**About this task:** Take each line below that has "with" and copy it.

Records from a data collection

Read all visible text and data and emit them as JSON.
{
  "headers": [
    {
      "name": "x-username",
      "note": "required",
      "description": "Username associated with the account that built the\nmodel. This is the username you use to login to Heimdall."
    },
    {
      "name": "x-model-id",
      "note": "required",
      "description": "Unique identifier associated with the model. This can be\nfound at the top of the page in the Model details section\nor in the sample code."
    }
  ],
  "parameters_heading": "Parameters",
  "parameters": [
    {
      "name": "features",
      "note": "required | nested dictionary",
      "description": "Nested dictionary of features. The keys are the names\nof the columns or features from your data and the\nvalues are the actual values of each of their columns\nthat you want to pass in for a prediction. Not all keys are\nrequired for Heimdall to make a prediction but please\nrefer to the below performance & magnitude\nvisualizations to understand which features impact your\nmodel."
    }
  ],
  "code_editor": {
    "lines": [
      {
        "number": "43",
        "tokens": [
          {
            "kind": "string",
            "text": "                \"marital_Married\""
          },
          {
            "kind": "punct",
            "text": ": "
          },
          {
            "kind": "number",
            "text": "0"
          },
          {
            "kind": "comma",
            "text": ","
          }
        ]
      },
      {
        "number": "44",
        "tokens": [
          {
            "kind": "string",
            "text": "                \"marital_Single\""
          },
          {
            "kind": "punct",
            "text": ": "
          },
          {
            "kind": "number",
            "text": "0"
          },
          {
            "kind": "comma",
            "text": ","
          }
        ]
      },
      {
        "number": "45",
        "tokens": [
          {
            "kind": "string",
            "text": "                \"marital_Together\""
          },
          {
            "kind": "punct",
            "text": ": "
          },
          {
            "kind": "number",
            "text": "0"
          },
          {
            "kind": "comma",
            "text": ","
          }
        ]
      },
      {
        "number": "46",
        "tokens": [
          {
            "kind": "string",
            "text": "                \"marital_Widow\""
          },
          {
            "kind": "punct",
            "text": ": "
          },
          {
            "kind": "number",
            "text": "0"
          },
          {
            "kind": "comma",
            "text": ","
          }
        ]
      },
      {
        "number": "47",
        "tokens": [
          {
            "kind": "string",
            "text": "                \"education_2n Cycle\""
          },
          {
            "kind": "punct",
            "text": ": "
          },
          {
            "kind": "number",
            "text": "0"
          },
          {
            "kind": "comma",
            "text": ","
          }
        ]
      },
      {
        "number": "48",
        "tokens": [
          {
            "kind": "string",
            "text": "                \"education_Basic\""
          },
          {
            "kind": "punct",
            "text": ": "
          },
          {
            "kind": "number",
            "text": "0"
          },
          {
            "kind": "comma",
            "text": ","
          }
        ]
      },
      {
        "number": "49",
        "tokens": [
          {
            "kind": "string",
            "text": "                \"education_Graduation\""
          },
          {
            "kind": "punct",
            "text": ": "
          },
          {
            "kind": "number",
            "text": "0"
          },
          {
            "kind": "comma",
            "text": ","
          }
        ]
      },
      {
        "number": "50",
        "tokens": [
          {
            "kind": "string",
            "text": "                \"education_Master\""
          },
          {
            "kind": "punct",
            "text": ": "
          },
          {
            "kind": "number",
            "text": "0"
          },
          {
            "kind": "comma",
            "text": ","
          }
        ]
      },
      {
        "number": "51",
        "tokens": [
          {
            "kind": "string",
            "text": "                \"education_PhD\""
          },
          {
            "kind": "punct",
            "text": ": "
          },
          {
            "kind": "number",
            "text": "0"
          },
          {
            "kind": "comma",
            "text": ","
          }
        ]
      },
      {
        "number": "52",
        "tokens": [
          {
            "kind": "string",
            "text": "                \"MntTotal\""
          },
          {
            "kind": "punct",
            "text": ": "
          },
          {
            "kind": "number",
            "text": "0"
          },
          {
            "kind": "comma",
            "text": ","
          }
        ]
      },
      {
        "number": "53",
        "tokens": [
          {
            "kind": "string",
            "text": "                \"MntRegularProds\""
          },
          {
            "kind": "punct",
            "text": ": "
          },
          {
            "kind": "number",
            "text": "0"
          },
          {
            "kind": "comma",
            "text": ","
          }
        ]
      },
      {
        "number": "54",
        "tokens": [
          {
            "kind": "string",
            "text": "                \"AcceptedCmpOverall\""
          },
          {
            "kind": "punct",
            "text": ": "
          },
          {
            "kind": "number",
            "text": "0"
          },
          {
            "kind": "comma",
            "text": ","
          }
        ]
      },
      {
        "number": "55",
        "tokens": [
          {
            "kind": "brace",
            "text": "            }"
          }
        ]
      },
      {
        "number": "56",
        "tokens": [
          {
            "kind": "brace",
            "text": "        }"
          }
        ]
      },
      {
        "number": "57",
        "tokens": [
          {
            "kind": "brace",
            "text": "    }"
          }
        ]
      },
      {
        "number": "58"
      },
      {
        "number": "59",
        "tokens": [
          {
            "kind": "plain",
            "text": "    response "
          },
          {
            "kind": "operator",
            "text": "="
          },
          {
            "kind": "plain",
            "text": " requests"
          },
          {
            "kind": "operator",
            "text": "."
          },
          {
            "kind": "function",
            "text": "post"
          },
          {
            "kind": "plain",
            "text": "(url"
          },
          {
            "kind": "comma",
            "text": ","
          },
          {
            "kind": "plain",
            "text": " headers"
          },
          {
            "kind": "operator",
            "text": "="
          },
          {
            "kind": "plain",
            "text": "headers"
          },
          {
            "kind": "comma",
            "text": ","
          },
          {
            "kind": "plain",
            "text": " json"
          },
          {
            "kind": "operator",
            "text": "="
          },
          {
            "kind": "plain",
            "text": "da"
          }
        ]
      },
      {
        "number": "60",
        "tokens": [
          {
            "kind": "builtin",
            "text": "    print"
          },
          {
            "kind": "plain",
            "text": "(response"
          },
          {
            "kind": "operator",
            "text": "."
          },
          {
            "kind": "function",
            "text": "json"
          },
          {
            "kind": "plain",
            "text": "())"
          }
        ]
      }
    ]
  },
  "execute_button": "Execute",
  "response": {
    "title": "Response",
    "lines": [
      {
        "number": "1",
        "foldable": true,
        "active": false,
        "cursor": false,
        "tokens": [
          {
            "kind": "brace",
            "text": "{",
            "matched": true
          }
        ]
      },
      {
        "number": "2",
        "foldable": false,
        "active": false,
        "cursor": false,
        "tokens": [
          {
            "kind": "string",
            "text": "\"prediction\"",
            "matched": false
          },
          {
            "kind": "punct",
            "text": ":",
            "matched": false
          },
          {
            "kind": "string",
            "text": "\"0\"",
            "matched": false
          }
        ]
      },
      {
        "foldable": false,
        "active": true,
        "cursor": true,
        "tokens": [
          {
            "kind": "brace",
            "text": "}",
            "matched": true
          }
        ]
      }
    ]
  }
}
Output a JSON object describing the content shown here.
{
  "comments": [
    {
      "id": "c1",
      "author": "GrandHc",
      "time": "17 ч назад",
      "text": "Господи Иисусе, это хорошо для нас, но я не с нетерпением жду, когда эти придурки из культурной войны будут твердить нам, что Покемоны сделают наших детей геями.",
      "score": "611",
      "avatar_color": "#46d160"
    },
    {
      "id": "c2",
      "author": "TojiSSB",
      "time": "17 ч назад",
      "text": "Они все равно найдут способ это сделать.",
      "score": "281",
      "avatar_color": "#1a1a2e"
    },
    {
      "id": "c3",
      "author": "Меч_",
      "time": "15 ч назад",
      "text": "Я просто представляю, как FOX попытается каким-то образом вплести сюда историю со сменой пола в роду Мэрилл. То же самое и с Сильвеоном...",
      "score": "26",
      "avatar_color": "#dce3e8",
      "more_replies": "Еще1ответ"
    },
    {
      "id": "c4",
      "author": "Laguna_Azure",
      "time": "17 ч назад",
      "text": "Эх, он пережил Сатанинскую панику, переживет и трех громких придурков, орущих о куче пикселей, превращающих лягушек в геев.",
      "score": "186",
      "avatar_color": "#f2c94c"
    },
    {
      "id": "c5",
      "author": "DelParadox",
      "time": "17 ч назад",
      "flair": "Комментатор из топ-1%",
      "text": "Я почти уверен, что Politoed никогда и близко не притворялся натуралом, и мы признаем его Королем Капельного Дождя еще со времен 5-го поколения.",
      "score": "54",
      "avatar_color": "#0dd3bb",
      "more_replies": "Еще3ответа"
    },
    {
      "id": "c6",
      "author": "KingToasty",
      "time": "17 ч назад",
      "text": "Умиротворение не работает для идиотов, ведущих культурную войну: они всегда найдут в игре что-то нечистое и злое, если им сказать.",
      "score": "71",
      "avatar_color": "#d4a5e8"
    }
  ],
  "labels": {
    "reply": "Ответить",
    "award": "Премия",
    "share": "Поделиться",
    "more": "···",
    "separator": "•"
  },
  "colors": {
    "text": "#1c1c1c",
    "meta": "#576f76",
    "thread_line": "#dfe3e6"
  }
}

**Response box:**
      "description": "Username associated with the account that built the\nmodel. This is the username you use to login to Heimdall."
      "description": "Unique identifier associated with the model. This can be\nfound at the top of the page in the Model details section\nor in the sample code."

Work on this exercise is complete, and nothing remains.